Haven't really seen either of these articles featured prominently here, so I thought I would post them along with a little analysis (sorry, but these are too important for a FanShot - if I outright missed them somewhere else, well, then at least read my inconsequential musings.)
The article that obviously has gotten attention today has been Cam Inman's piece outright endorsing Riley as the starter - as of 9:00 p.m. it was still the featured story on the Contra Costa Times homepage.
Overall, I think this piece isn't significant for its logic, but rather its prominence - the lead column on the first day for camp for the paper with the highest Cal grad / reader ratio around.
Inman's logic is fairly shallow:
- The end of 2007 sucked...
- Riley prevented it from being the worst collapse by any team ever (agreed, here) ...therefore...
- Riley should be the starter...
- Additionally, even if Riley doesn't win the job outright heshould get the nod purely to break with 2007. (CGB start your hate-mail machines!)
More interesting than the daily "I am a writer/blogger and I think Riley/Longshore should start/go to hell" pieces, was Rusty Simmons' piece in the Chron. It used quotes and historical examples and stuff (yah reporting!),
Rather than diving into the depths of who should start, it instead points out that this type of tenuous situation could create long-term problems for the team as a whole. That, in the end, a decisive choice might be better than the right choice.
In my opinion, this is the single most important passage in any Cal football article this offseason:

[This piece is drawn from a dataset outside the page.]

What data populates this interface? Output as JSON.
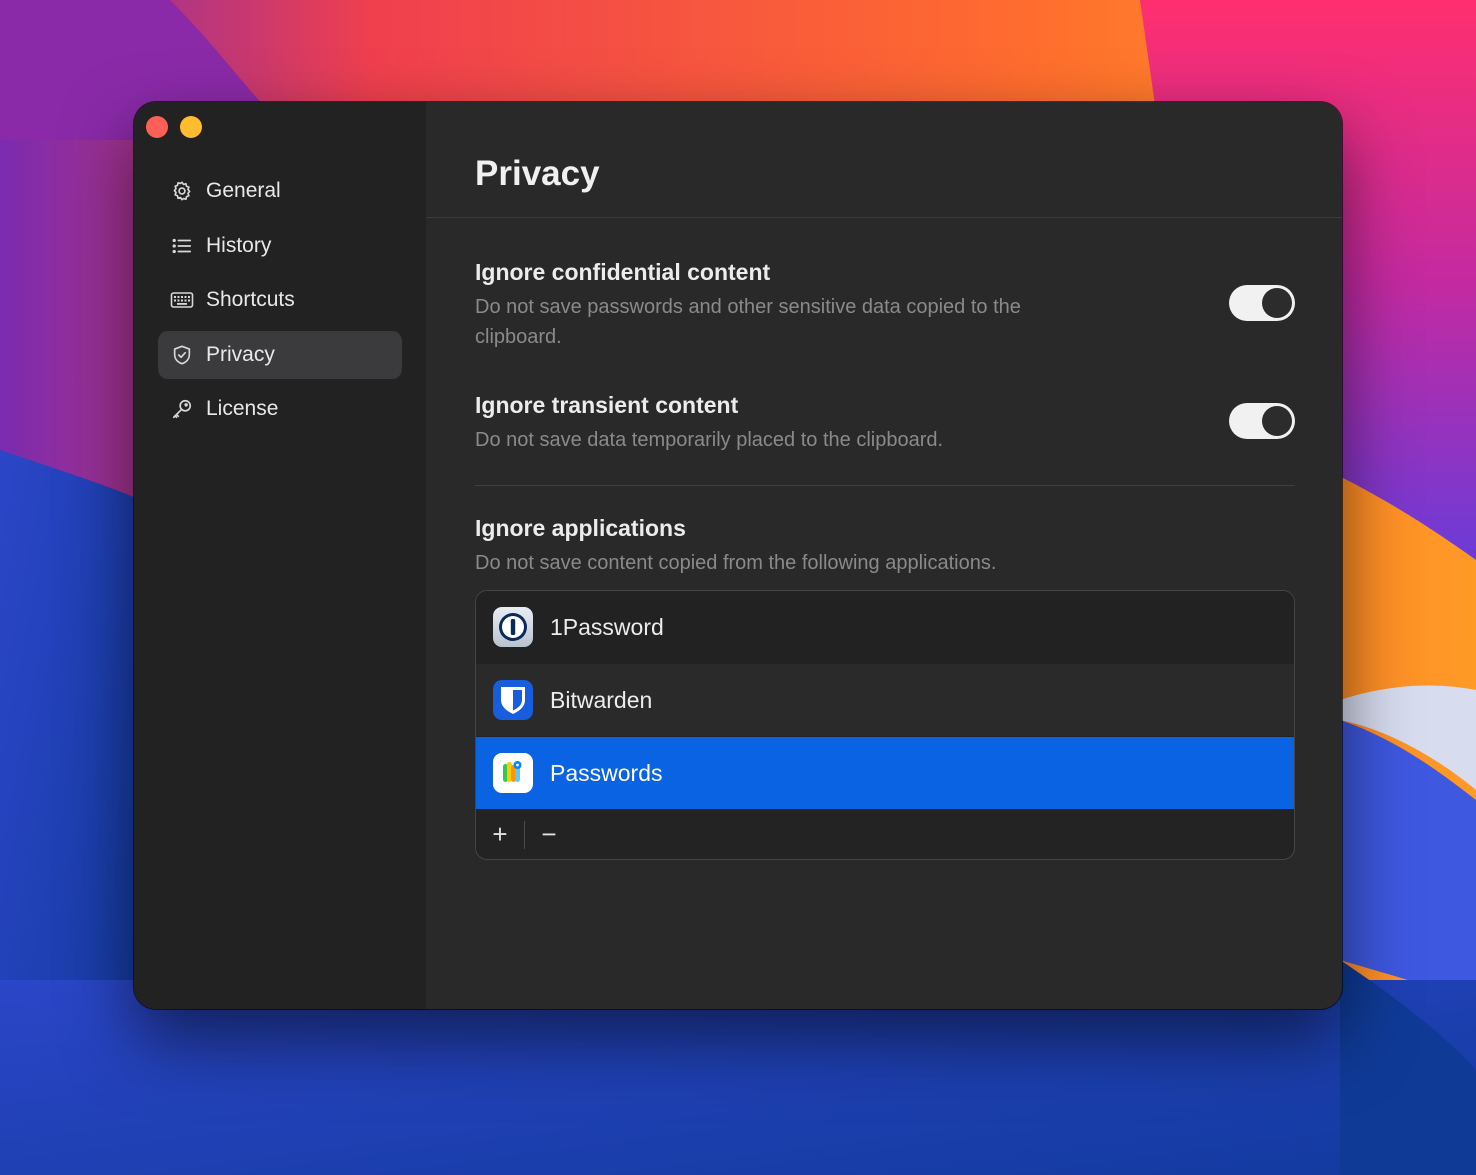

"I don't look at the quarterback situation as a question," Tedford said. "It's just a matter of making a decision on who is going to take the first snap."
That's where Follett, speaking as the voice of the players, re-enters the picture. He knows he's right in the middle of a potential quagmire.
"You can tell it is split among guys about who they want to be the quarterback, but we know we have to support either one," Follett said. "If we don't, it will rip the team apart."
Arizona State coach Dirk Koetter committed every possible wrong in a similar situation in 2006. He named the more experienced Sam Keller as the starter, only to reverse his decision to the younger, flashier Rudy Carpenter within 24 hours. Keller transferred, and the team struggled to a 7-6 record.
Follett knows about the ASU debacle and also saw what happened last year in Berkeley when Longshore tried to return from a sprained ankle, but threw at least one interception in five consecutive games as Cal went 1-4. Longshore remained a favorite among some in the locker room for trying to play through pain, and Riley emerged as a favorite among others for showing flashes of brilliance.
"We've already had a season when our team got ripped apart, and we won't let that happen again," Follett said. "We had way too many egos last year, and we had people picking sides. We have a whole new face that won't allow that now."
Let's being to break that down, shall we:
(1) Finally, someone (Follett) gets the sack to admit that the "team chemistry" problems in 2007 were a direct product of the QB controversy.
(2) In 2008, we have a coach who thinks it will be OK to not come to a clear resolution of this problem.
(3) The players are still spit.
(3) A player (OK, it is Zack Follett, so we can't take this as representing the whole team) leaves open that this issue could again tear the team apart yet again. Yes, he does while denying that it will happen again, but they are strong words nonetheless.
(4) We are compared to 2006 Arizona State! (And we aren't going to have off-the-field issues decide this one. In a sense, Koetter got lucky that Keller was so messed up that the team as a whole decided to endorse Carpenter.)
This got me thinking about just how difficult this decision will be, and that despite having strong opinions,that I in no way would want to be the guy to decide this.
Some of the factors at play just off the top of my head:
- The NFL - how does Longshore's future weigh into this? Does Tedford owe him a senior season, even if Riley might be as good or perhaps better.
- 2008, based on personnel, should be a rebuilding year on offense. Does that mean we want a senior, experienced quarterback to guide our young'uns or a guy who still has three years of eligibility?
- How useful is practice in determining a starter when we have two years of gametape for Longshore, and a general idea that Riley is pretty good in games? Is this decision going to be based 25% on past performance, or 75% on past performance? In either case, which quarterback benefits?
- Will the opinion of the team factor in at all? (Remember, this is what did in Koetter at ASU - he lost his job in part because he never even asked the team for an opinion and it turned out they were 100% unanimous for the other guy.)
- Will Brock Mansion transfer immediately if Riley is named the starter?
- How does Tedford's overall assessment of the team's potential influence his choice?
I am sure that there are more issues. I don't envy coach Tedford right now.
Riley fans, Longshore fans, let us pray together for a peaceful resolution over the next four weeks.
For now, this is a QB competition and not yet a controversy. It seems impossible, but I am holding out hope that it remains that way.